Today’s assignment in the Developing Your Eye II series was “Scale”.  The general idea is to use known elements of the image to give the viewer an idea of the scale of another element.  The description gave an example which you can see here.  I decided to use this opportunity to explain myself to people who don’t understand why I’m not a pet owner.

Take cats, for instance.  Yes, they can be cuddly, when it is convenient to them:


But that’s rare.  Most of the time their self-absorption isn’t rewarding to you, the so-called “master”.  Like occupying your favorite chair when you just want to settle down and read a little French philosophy:


And when you have guests in for dinner, they want to join you, and you don’t want your guests to think you don’t love your cat, so you get this:


So you think you’ll solve these problems by making it an outdoor cat, right?  Not so fast.  They scare the birds away from your birdbath.


So that’s it.  No pets for me, thank you.  I know this is the internet, which is supposed to be cat-friendly, but I can’t help that.  And this is from someone who has provided food and shelter to: dogs, cats, a snake, rabbits, birds, fish, an iguana, a wife, and two children.  I’ve earned this.

Two mysteries

Today’s Developing Your Eye II assignment was “Mystery”.  I think the planners wanted me to try my hand at some kind of artistic, maybe even abstract, photo that was to evoke a sense of mystery in the mind of the viewer.  But as I passed this cemetery, the view trapped my own mind into another thought.


In the distance are the Sandia Mountains, kind of the tail end of the Rockies right here in the Duke City.  I think often of the question asked by the early European explorers to North America.  “What lies beyond that range of mountains?”  “What is on the other side of this great river?”  Those are mysteries that are no more.

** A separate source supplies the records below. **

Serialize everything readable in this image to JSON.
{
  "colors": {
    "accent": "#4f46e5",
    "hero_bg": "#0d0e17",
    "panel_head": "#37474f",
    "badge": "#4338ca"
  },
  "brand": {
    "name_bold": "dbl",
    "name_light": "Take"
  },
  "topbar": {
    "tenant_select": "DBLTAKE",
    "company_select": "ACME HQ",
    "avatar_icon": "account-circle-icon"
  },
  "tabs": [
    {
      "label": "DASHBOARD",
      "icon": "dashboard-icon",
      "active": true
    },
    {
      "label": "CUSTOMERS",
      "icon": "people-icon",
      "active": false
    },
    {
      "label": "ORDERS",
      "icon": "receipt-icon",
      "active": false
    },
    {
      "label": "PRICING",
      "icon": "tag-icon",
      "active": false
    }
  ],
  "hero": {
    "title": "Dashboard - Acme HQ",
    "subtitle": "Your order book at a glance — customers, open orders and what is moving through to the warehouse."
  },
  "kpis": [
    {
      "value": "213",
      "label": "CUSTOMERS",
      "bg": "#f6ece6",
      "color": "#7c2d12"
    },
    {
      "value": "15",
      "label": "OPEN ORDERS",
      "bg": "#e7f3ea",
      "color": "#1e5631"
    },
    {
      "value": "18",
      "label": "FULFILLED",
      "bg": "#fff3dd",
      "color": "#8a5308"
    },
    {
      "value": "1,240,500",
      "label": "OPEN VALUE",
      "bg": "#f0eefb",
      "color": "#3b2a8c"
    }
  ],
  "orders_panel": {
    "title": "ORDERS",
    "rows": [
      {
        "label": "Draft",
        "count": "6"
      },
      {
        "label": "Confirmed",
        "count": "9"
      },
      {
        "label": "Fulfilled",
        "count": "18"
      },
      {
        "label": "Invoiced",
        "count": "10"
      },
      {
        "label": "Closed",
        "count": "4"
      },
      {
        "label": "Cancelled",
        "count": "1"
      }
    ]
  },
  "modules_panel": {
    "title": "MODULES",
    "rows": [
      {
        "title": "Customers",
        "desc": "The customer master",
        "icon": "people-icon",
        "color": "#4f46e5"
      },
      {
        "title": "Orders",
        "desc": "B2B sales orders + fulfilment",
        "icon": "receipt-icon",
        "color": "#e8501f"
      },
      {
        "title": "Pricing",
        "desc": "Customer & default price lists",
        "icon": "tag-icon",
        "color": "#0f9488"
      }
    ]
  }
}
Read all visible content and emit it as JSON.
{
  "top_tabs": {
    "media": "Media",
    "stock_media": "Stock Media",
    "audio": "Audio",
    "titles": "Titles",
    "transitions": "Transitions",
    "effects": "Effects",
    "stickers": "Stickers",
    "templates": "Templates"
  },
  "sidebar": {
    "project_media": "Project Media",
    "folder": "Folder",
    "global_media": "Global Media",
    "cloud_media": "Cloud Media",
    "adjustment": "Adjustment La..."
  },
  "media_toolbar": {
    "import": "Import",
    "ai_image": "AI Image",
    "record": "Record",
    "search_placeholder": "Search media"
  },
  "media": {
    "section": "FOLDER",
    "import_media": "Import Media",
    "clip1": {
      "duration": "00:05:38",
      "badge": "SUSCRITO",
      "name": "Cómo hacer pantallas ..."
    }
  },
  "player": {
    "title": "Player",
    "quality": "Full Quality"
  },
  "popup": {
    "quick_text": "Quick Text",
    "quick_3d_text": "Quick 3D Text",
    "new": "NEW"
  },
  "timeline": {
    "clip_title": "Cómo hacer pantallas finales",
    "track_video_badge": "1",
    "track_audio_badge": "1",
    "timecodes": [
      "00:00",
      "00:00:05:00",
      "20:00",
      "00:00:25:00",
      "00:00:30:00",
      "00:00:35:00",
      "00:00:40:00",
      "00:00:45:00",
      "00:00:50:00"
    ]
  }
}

But the cemetery in the front reminds me of the greatest mystery of them all: what lies beyond the grave?  Philosophers have pondered this since time immemorial, but the mystery lives on.

My promise to you is that tomorrow’s blog will be a bit brighter!

Sunrise in the Sandias

For a guy who spent nearly sixty years living in high humidity parts of the U.S., life in the high desert is a daily surprise.  One of the side effects of low humidity is a wide swing in the daily low and high temperature–a 30-degree swing is normal.  But today was unusual: we went from 59° F to 108° F in the space of about nine hours.  So today’s Developing Your Eye II assignment for “Warmth” led me to seek the moment when that daily warmup was just getting started.  This being just a couple of days after the summer solstice meant that sunrise would be the earliest of the year (delayed even longer by the cloud blanket beyond the mountains).  It would also appear at the northern end of the Sandias; six months from now it’ll be way down at the southern end.  Can’t you just feel that early morning chill giving way to a hot summer day?


Sunrise at the north end of the Sandias

A little color

It is a tradition in the United States that governments have certain emblems: the state tree, the state song, the state this, the state that.  I’ll bet your state doesn’t have “the state question”.  New Mexico does.  The state question in New Mexico is “Red or Green?”.  It is asked every time you order food in a restaurant that serves New Mexico cuisine, which is a variant of Mexican food that is, like any regional cuisine, noticeably different from its neighbors, like Texas’ “Tex Mex”.  When you order enchiladas here, you have a choice of red chile sauce or green chile sauce, green chile being a state specialty.  So the server simply says “Red or Green?” and you choose one.  But you don’t have to be so banal.; “both” is a reasonable choice.  As it is in my garden:


Hollyhock just before its summer fade.

Oversized fun

Today’s Developing Your Eye topic is “Big”.  In the interest of full disclosure, though, I must confess to have skipped over the topic “Solitude”, having covered that adequately in the topic “Bliss”.  I hope you’ll forgive me.

There are all sorts of big things, but it’s the surprisingly big things that are the most interesting.  Take, for instance, this soccer ball that some oversized Mia Hamm wannabe left on top of my office building.


Soccer ball or radio antenna enclosure?  Who knows?